The cheerfully subversive spirit of Yana's Friends is defined by a bizarre twist on that hopeful '60s exhortation "Make love, not war. " As Scud missiles rain down on Tel Aviv during the Persian Gulf War, a couple engages in energetic sex while wearing gas masks. This explains the unusually heavy breathing and brightens Arik Kaplun's engaging serio-comedy. His characters are Russian immigrants who have flooded into Israel in the years before Saddam Hussein invaded Kuwait. And these newcomers find things so tough that they face life more in desperation than aspiration.
February 25, 2000 |
Laugh at Long Island if you like. Eric Mendelsohn, the writer and director of the poignant new film "Judy Berlin," has found unexpected poetry in the suburban cul-de-sacs that most movies only mock. Gawk at Gwyneth, eyeball Julia, or stand in awe of Meryl's acting chops. Mendelsohn thinks that Barbara Barrie is a true national treasure, "one of America's finest living actresses," who just doesn't get enough to do these days. Born, raised and happy to keep visiting his parents in Old Bethpage, Mendelsohn won the best-director prize at last year's Sundance Festival for "Judy Berlin.
February 8, 2000 |
As the son of a doctor, M. Night Shyamalan briefly considered a medical career. But by age 11, he was making movies with the family camera in the back yard of their home in Penn Valley. And in his graduation yearbook at Episcopal Academy in 1988, he listed film as his life goal. Yesterday, Shyamalan, now widely known as the writer and director of The Sixth Sense, returned to his alma mater to talk about his success, taking questions from 600 sixth through 12th graders. "As a kid, I loved Jaws and Raiders of the Lost Ark. I wanted to make those kinds of movies," Shyamalan said.

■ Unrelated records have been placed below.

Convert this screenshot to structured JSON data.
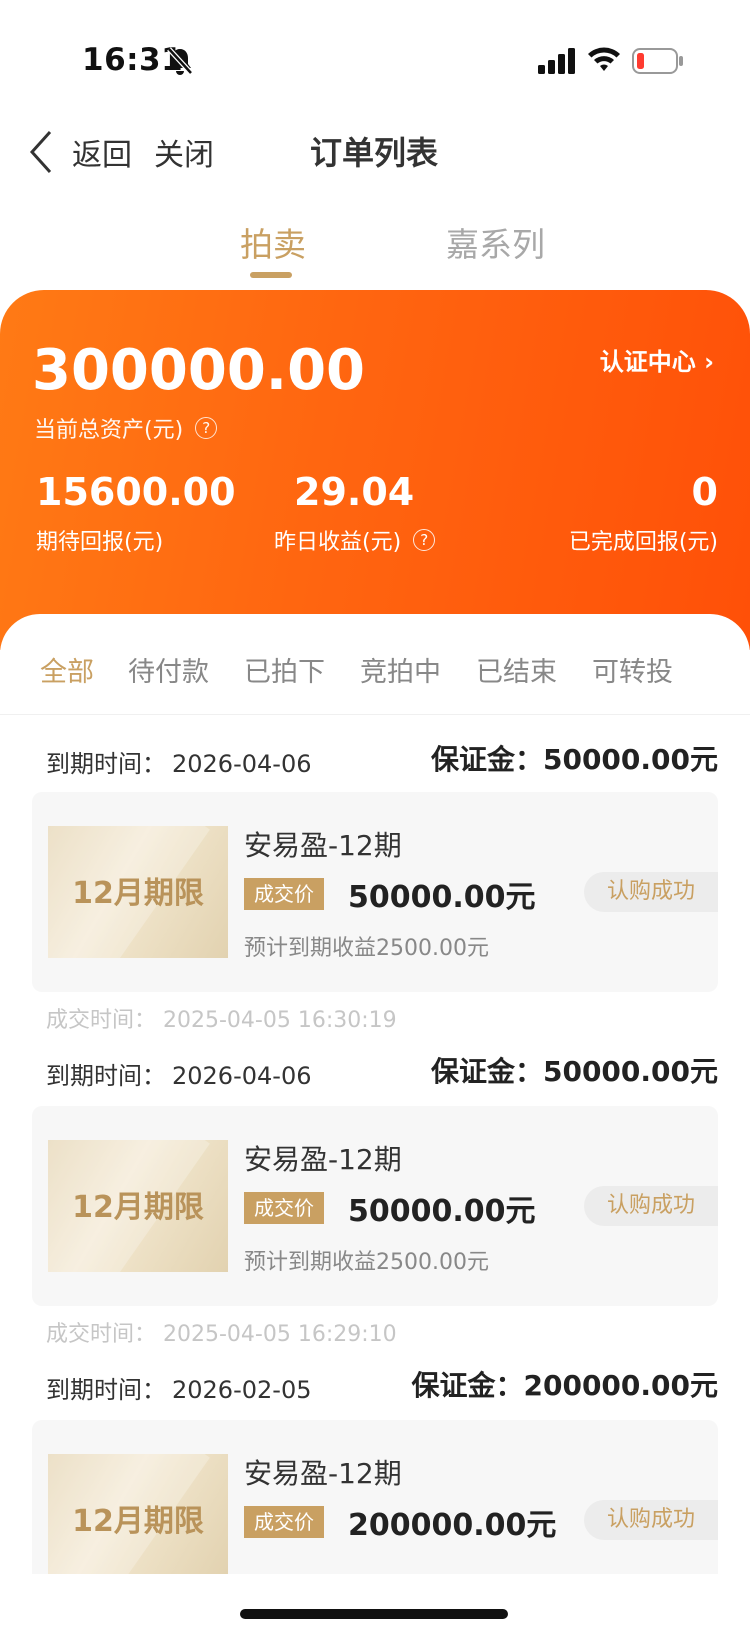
{
  "status_bar": {
    "time": "16:31"
  },
  "nav": {
    "back": "返回",
    "close": "关闭",
    "title": "订单列表"
  },
  "tabs": [
    "拍卖",
    "嘉系列"
  ],
  "summary": {
    "total_assets": "300000.00",
    "total_assets_label": "当前总资产(元)",
    "cert_center": "认证中心 ›",
    "expected_return": "15600.00",
    "expected_return_label": "期待回报(元)",
    "yesterday_income": "29.04",
    "yesterday_income_label": "昨日收益(元)",
    "completed_return": "0",
    "completed_return_label": "已完成回报(元)"
  },
  "filter_tabs": [
    "全部",
    "待付款",
    "已拍下",
    "竞拍中",
    "已结束",
    "可转投"
  ],
  "orders": [
    {
      "due_label": "到期时间：",
      "due_date": "2026-04-06",
      "deposit_label": "保证金：",
      "deposit": "50000.00元",
      "thumb_text": "12月期限",
      "product": "安易盈-12期",
      "price_tag": "成交价",
      "price": "50000.00元",
      "expected": "预计到期收益2500.00元",
      "status": "认购成功",
      "deal_time": "成交时间：  2025-04-05 16:30:19"
    },
    {
      "due_label": "到期时间：",
      "due_date": "2026-04-06",
      "deposit_label": "保证金：",
      "deposit": "50000.00元",
      "thumb_text": "12月期限",
      "product": "安易盈-12期",
      "price_tag": "成交价",
      "price": "50000.00元",
      "expected": "预计到期收益2500.00元",
      "status": "认购成功",
      "deal_time": "成交时间：  2025-04-05 16:29:10"
    },
    {
      "due_label": "到期时间：",
      "due_date": "2026-02-05",
      "deposit_label": "保证金：",
      "deposit": "200000.00元",
      "thumb_text": "12月期限",
      "product": "安易盈-12期",
      "price_tag": "成交价",
      "price": "200000.00元",
      "status": "认购成功"
    }
  ],
  "colors": {
    "accent_gold": "#c9a062",
    "hero_orange": "#ff6510"
  }
}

December 12, 1999 |
A month before a pair of former Penn State film-school students wrapped up filming a feature called The Hall Monitor, two teenagers at a high school in Littleton, Colo., shot and killed 13 people at the school. After the initial horror of the incident sank in, the filmmakers - Kevin Hartman of Audubon and Shawn Gioiosa of Altoona - felt another kind of dread: Who would distribute their movie now? Their fear turned out to be justified. Despite extensive efforts to market their satire on cinematic violence, Hartman, the film's director, and Gioiosa, the screenwriter, still don't have a deal - though they haven't given up on getting one. They know it's a tough sell: The Hall Monitor features a gun-toting pseudo-hero who keeps the high school corridors clear with a .44 Magnum.
July 16, 1999 |
In 1987 lingo, "The Wood" could be described as "stupid. " Jump ahead a dozen years and you would call it "phat. " The film takes a refreshing look at hip-hop culture in the '80s, undying friendships, and man's eternal fear of wedded bliss. Think "Wonder Years" with a lot more soul and a lot less white boys. The film, directed by Rick Famuyiwa, centers around three childhood friends who reminisce about growing up in Inglewood, Calif. Roland (Taye Diggs) gets last-minute jitters on his wedding day and disappears several hours before the ceremony.
December 23, 1998 |
Do not be wedded forever To fear, yoked eternally To brutishness. The horizon leans forward, Offering you space to place new steps of change. - Maya Angelou - From "On the Pulse of Morning," delivered by the poet at President Clinton's 1993 inauguration ceremony. In her wrenching feature Down in the Delta, Maya Angelou offers a scene in a grimy Chicago pawn shop that evokes the stubborn hope of the lines she read moments after President Clinton began his first term of office on a windy January morning in 1993.
June 26, 1998 |
And he fell in love, and he got turned out and he dropped everything he was doing in the summer of 1995 to write a movie about it - a welcome cleanser for his soul. OK. "Turned out" is, as Chris Cherot puts it, a bit "harsh. " The turning out, he insists was "mutual. " But he was, nonetheless, deeply affected - so much so that this NYU film school dropout/self-described homeless guy put finger to laptop and created "Hav Plenty," his personal paean to buppie love gone awry.